Copy out each line of the data below in which "Adicionar" appears.
#### PROVIDED DATA ####
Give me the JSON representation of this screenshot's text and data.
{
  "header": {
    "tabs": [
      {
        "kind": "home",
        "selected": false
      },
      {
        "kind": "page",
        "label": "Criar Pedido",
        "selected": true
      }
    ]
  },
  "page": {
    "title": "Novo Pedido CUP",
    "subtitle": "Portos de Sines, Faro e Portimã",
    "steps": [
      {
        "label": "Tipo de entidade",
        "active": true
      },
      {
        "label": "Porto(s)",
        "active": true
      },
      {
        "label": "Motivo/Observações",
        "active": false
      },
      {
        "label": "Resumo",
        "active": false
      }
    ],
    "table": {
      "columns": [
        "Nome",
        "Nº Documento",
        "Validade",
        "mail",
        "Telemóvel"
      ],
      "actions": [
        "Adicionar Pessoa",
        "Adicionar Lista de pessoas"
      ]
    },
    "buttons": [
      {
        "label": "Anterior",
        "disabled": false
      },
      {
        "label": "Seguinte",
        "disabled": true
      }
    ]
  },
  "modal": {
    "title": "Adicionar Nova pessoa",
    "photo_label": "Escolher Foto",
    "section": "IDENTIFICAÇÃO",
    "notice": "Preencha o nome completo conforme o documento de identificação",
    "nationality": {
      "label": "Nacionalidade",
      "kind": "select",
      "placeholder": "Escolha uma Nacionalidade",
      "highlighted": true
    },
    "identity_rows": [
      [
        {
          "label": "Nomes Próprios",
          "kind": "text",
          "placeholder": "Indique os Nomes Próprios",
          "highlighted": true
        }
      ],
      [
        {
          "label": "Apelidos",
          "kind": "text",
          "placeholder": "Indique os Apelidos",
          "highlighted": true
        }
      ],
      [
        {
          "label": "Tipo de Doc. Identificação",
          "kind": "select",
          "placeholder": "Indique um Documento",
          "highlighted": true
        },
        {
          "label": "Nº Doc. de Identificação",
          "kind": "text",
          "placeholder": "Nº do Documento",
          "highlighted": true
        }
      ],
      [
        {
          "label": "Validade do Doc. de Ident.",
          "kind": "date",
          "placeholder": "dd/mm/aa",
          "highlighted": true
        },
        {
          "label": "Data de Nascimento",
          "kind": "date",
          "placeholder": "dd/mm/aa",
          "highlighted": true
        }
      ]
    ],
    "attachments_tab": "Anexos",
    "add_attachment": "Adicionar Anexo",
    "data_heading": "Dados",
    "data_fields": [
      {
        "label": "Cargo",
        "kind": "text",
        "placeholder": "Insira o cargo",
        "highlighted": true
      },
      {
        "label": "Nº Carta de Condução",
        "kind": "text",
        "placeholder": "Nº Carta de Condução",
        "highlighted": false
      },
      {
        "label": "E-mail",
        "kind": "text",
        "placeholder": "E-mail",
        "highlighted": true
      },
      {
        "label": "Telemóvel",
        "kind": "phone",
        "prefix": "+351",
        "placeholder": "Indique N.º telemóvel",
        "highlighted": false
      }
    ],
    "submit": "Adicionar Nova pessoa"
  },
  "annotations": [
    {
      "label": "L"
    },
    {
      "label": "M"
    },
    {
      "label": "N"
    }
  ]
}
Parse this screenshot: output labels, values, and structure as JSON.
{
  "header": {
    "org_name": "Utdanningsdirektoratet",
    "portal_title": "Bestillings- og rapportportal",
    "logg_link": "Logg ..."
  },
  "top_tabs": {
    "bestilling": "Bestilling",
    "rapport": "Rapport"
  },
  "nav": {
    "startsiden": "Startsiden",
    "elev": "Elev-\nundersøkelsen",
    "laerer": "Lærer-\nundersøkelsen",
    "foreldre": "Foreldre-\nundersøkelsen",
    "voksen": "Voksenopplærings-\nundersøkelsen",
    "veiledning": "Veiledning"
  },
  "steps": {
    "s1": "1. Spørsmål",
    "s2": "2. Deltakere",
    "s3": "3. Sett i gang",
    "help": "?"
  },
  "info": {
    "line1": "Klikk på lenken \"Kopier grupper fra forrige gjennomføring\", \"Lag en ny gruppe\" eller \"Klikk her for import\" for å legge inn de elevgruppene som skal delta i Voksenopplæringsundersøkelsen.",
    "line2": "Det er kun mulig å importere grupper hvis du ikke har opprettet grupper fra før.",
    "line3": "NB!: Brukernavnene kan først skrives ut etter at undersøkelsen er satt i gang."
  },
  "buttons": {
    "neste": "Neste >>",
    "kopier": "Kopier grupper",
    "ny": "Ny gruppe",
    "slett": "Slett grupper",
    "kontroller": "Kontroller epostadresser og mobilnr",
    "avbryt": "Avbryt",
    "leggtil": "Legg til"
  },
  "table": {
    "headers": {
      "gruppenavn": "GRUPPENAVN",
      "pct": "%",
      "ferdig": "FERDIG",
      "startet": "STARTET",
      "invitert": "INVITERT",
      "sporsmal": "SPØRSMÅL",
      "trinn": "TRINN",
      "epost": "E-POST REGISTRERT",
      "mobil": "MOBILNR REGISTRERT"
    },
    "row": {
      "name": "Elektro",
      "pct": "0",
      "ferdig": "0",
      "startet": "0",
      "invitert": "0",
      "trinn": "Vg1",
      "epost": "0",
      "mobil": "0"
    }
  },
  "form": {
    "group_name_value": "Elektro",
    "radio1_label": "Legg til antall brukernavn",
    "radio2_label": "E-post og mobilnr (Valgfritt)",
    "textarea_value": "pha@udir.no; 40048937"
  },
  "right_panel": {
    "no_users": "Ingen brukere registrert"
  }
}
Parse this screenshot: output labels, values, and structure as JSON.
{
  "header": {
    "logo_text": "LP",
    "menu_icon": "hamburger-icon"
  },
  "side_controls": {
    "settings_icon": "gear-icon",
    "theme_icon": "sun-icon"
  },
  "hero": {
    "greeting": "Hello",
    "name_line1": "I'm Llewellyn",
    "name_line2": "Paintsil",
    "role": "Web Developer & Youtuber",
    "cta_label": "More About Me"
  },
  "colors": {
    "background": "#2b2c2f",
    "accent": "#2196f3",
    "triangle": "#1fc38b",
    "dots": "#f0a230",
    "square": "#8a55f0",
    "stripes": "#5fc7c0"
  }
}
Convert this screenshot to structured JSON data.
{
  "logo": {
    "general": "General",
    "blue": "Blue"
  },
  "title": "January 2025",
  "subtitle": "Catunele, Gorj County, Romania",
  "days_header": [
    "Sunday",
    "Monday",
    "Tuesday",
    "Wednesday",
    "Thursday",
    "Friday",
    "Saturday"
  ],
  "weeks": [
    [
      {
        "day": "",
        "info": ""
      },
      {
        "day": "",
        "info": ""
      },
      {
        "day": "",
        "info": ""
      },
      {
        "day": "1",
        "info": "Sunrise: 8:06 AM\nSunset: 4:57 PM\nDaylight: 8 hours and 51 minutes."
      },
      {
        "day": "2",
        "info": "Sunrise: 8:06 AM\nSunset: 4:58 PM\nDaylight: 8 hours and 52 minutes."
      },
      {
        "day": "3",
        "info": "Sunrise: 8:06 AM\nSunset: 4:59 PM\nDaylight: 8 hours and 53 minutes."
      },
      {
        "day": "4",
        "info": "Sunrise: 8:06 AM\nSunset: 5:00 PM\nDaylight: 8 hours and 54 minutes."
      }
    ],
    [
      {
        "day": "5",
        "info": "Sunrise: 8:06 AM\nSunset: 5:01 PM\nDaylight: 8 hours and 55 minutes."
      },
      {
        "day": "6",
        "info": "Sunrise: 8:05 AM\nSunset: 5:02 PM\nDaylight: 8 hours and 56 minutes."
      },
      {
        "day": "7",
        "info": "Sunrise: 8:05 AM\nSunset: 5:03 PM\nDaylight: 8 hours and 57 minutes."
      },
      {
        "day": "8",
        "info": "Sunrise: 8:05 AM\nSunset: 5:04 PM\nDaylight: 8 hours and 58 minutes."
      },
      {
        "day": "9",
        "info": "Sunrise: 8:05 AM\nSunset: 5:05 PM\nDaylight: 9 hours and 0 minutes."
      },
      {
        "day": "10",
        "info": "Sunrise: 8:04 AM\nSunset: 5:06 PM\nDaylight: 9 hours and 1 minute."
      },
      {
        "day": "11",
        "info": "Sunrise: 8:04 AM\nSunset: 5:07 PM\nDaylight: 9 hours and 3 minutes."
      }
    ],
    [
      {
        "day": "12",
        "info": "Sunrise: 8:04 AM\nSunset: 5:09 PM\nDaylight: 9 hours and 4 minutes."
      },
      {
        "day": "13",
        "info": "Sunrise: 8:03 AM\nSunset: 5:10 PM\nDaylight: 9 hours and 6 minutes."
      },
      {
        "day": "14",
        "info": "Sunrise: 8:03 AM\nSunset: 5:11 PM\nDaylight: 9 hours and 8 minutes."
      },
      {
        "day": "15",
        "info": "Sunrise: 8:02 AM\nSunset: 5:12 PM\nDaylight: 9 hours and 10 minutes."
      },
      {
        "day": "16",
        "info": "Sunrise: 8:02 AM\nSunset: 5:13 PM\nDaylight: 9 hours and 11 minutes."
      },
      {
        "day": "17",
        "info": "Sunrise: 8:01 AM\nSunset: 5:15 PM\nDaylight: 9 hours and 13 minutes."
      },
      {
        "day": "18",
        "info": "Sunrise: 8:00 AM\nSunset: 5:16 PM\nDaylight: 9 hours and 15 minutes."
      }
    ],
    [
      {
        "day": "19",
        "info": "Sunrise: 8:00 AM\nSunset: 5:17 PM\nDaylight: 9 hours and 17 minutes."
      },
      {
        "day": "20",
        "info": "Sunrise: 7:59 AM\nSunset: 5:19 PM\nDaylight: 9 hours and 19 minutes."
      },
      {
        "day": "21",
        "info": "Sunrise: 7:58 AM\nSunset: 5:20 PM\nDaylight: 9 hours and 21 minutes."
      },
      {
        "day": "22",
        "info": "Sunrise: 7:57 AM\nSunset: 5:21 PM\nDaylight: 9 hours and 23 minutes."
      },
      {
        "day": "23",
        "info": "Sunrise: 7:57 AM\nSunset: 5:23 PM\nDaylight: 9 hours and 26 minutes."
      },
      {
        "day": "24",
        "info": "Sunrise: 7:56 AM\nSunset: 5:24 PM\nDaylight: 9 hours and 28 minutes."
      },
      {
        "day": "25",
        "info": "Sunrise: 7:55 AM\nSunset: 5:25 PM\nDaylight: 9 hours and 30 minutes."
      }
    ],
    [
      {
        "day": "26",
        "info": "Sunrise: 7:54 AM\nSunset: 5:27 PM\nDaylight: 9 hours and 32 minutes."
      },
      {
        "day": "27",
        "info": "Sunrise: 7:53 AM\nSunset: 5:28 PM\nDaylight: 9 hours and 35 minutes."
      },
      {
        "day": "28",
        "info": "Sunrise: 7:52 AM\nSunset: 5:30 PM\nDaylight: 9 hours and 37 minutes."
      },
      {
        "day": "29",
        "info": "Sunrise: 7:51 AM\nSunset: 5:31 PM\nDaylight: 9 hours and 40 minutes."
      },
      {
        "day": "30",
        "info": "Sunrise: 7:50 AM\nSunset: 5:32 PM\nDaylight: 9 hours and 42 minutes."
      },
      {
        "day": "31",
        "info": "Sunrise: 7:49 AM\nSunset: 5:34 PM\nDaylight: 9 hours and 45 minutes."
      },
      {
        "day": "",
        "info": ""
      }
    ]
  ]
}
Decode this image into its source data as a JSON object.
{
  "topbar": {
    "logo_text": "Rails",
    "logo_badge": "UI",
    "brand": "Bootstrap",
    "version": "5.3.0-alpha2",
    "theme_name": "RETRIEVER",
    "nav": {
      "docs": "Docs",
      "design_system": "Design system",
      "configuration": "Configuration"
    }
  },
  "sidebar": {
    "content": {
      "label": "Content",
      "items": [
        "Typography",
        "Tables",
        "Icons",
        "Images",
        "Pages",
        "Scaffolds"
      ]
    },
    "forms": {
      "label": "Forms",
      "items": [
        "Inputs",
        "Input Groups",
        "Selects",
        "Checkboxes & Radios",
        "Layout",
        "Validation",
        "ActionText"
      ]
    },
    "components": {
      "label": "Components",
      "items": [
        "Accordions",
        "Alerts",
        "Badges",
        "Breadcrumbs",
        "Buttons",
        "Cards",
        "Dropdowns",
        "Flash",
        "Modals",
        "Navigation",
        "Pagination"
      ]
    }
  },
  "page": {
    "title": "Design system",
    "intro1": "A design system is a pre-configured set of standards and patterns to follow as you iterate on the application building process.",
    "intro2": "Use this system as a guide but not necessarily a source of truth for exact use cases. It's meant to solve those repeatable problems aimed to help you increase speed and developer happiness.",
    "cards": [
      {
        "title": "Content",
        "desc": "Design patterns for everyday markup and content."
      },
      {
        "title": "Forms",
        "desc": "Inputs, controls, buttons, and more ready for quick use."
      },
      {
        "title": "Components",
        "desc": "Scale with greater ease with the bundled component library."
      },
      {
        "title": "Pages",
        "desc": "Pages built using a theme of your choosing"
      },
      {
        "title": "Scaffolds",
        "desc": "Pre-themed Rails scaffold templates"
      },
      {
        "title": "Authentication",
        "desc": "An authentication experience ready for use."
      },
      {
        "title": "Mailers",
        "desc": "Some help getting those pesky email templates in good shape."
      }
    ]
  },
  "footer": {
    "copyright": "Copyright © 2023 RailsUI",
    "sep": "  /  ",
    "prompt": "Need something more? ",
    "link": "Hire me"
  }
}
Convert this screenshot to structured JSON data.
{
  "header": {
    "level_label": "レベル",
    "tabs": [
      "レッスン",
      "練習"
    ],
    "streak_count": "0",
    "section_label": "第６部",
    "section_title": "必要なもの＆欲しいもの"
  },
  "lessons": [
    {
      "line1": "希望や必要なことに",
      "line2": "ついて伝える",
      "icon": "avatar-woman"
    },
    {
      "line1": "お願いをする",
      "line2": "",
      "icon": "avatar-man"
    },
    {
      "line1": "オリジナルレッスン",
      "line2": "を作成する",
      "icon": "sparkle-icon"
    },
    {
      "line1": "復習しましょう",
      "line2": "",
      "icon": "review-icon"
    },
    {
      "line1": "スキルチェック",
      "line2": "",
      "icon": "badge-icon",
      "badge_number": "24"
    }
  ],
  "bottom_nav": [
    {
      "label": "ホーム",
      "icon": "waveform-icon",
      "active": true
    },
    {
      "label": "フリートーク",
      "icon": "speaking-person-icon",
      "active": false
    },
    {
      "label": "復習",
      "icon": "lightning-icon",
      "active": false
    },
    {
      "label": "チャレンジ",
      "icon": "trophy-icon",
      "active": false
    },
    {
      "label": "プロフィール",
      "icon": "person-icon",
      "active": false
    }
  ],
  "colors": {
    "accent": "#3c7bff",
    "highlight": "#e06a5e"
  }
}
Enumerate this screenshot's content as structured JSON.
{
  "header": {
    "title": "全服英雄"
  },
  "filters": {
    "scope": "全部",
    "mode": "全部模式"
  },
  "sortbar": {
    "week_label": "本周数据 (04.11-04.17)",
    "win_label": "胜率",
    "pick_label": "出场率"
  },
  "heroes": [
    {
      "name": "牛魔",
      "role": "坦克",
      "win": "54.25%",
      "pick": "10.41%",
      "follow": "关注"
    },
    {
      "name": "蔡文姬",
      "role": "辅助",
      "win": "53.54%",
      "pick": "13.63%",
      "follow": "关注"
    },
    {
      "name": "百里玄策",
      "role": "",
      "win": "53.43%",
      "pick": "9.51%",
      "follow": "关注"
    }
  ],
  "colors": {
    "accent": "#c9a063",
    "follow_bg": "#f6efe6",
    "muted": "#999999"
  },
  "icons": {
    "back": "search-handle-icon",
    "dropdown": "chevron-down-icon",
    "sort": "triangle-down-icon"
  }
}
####
◆ **SOLUTION TO THIS EXERCISE**
        "Adicionar Pessoa",
        "Adicionar Lista de pessoas"
    "title": "Adicionar Nova pessoa",
    "add_attachment": "Adicionar Anexo",
    "submit": "Adicionar Nova pessoa"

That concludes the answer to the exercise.